● Exercise
Show every line of the records below that contains the word "一键生成".

[Stored items from a collection]

——————————

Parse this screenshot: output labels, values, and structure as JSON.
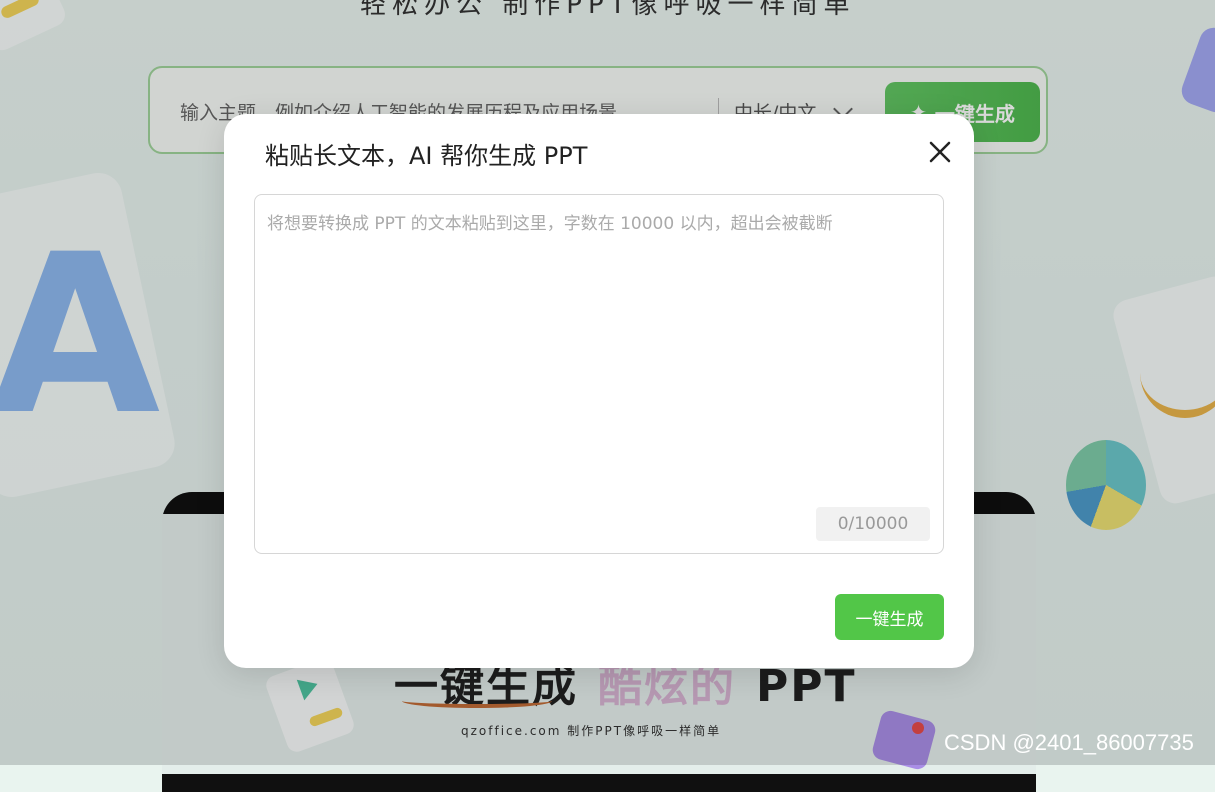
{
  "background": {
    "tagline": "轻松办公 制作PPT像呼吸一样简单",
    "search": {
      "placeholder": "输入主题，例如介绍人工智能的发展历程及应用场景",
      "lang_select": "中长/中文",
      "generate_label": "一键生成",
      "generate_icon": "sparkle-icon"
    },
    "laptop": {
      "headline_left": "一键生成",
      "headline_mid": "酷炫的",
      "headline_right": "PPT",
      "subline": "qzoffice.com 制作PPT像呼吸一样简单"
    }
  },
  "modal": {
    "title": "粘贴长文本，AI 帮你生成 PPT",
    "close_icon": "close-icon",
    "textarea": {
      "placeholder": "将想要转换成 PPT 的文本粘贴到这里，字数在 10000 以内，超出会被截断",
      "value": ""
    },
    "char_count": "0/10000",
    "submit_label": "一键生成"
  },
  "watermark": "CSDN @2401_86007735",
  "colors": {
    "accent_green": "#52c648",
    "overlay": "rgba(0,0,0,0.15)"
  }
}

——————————

● Written answer
      "generate_label": "一键生成",
      "headline_left": "一键生成",
    "submit_label": "一键生成"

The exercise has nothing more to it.